What is required:
Copy the data exactly. No line may be skipped.

Records contained in a dataset:
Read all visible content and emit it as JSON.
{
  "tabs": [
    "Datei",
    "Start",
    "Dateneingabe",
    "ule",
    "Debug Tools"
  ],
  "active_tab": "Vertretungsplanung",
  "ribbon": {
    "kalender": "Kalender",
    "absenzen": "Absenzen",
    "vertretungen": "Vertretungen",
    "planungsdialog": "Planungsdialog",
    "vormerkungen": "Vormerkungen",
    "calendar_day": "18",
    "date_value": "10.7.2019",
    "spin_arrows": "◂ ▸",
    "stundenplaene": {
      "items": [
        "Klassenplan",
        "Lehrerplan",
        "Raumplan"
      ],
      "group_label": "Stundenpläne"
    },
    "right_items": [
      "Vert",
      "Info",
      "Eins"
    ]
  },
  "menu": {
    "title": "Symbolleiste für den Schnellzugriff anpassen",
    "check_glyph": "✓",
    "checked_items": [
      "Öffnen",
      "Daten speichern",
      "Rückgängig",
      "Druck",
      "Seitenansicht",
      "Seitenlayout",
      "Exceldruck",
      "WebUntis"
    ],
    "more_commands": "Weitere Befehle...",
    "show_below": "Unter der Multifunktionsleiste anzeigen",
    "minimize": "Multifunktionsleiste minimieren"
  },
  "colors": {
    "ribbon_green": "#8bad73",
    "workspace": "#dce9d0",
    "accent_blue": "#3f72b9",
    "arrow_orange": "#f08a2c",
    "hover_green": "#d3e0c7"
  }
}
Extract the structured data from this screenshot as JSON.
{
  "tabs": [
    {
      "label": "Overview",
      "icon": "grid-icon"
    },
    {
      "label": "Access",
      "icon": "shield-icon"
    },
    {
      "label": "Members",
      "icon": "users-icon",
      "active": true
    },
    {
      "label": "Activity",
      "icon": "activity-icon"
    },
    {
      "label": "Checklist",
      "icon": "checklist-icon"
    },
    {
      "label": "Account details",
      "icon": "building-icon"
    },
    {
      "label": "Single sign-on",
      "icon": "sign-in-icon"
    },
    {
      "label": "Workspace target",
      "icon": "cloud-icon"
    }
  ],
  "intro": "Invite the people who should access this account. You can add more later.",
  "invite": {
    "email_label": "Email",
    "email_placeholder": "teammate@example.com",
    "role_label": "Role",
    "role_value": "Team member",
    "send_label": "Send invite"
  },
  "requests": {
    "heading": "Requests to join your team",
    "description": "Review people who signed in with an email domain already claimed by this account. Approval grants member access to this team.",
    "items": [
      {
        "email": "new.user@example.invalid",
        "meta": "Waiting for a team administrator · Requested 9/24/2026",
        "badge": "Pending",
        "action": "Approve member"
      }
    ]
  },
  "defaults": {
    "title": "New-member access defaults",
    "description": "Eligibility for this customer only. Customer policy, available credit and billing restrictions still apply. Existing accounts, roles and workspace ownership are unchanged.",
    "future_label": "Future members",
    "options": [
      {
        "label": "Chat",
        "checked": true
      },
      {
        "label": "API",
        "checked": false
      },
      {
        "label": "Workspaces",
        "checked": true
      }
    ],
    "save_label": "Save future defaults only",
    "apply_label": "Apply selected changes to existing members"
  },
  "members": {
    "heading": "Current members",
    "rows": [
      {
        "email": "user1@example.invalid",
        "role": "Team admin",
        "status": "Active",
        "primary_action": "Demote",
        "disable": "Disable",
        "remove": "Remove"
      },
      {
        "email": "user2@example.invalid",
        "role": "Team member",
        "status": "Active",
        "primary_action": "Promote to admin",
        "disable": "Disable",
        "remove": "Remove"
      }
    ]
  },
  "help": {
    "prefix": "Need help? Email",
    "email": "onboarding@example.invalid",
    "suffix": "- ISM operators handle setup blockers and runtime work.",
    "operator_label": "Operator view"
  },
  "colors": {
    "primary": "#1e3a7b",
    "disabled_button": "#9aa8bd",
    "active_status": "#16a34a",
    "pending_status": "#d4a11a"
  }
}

Reply to the exercise:
Read all visible content and emit it as JSON.
{
  "tabs": [
    "Datei",
    "Start",
    "Dateneingabe",
    "ule",
    "Debug Tools"
  ],
  "active_tab": "Vertretungsplanung",
  "ribbon": {
    "kalender": "Kalender",
    "absenzen": "Absenzen",
    "vertretungen": "Vertretungen",
    "planungsdialog": "Planungsdialog",
    "vormerkungen": "Vormerkungen",
    "calendar_day": "18",
    "date_value": "10.7.2019",
    "spin_arrows": "◂ ▸",
    "stundenplaene": {
      "items": [
        "Klassenplan",
        "Lehrerplan",
        "Raumplan"
      ],
      "group_label": "Stundenpläne"
    },
    "right_items": [
      "Vert",
      "Info",
      "Eins"
    ]
  },
  "menu": {
    "title": "Symbolleiste für den Schnellzugriff anpassen",
    "check_glyph": "✓",
    "checked_items": [
      "Öffnen",
      "Daten speichern",
      "Rückgängig",
      "Druck",
      "Seitenansicht",
      "Seitenlayout",
      "Exceldruck",
      "WebUntis"
    ],
    "more_commands": "Weitere Befehle...",
    "show_below": "Unter der Multifunktionsleiste anzeigen",
    "minimize": "Multifunktionsleiste minimieren"
  },
  "colors": {
    "ribbon_green": "#8bad73",
    "workspace": "#dce9d0",
    "accent_blue": "#3f72b9",
    "arrow_orange": "#f08a2c",
    "hover_green": "#d3e0c7"
  }
}
Extract the structured data from this screenshot as JSON.
{
  "tabs": [
    {
      "label": "Overview",
      "icon": "grid-icon"
    },
    {
      "label": "Access",
      "icon": "shield-icon"
    },
    {
      "label": "Members",
      "icon": "users-icon",
      "active": true
    },
    {
      "label": "Activity",
      "icon": "activity-icon"
    },
    {
      "label": "Checklist",
      "icon": "checklist-icon"
    },
    {
      "label": "Account details",
      "icon": "building-icon"
    },
    {
      "label": "Single sign-on",
      "icon": "sign-in-icon"
    },
    {
      "label": "Workspace target",
      "icon": "cloud-icon"
    }
  ],
  "intro": "Invite the people who should access this account. You can add more later.",
  "invite": {
    "email_label": "Email",
    "email_placeholder": "teammate@example.com",
    "role_label": "Role",
    "role_value": "Team member",
    "send_label": "Send invite"
  },
  "requests": {
    "heading": "Requests to join your team",
    "description": "Review people who signed in with an email domain already claimed by this account. Approval grants member access to this team.",
    "items": [
      {
        "email": "new.user@example.invalid",
        "meta": "Waiting for a team administrator · Requested 9/24/2026",
        "badge": "Pending",
        "action": "Approve member"
      }
    ]
  },
  "defaults": {
    "title": "New-member access defaults",
    "description": "Eligibility for this customer only. Customer policy, available credit and billing restrictions still apply. Existing accounts, roles and workspace ownership are unchanged.",
    "future_label": "Future members",
    "options": [
      {
        "label": "Chat",
        "checked": true
      },
      {
        "label": "API",
        "checked": false
      },
      {
        "label": "Workspaces",
        "checked": true
      }
    ],
    "save_label": "Save future defaults only",
    "apply_label": "Apply selected changes to existing members"
  },
  "members": {
    "heading": "Current members",
    "rows": [
      {
        "email": "user1@example.invalid",
        "role": "Team admin",
        "status": "Active",
        "primary_action": "Demote",
        "disable": "Disable",
        "remove": "Remove"
      },
      {
        "email": "user2@example.invalid",
        "role": "Team member",
        "status": "Active",
        "primary_action": "Promote to admin",
        "disable": "Disable",
        "remove": "Remove"
      }
    ]
  },
  "help": {
    "prefix": "Need help? Email",
    "email": "onboarding@example.invalid",
    "suffix": "- ISM operators handle setup blockers and runtime work.",
    "operator_label": "Operator view"
  },
  "colors": {
    "primary": "#1e3a7b",
    "disabled_button": "#9aa8bd",
    "active_status": "#16a34a",
    "pending_status": "#d4a11a"
  }
}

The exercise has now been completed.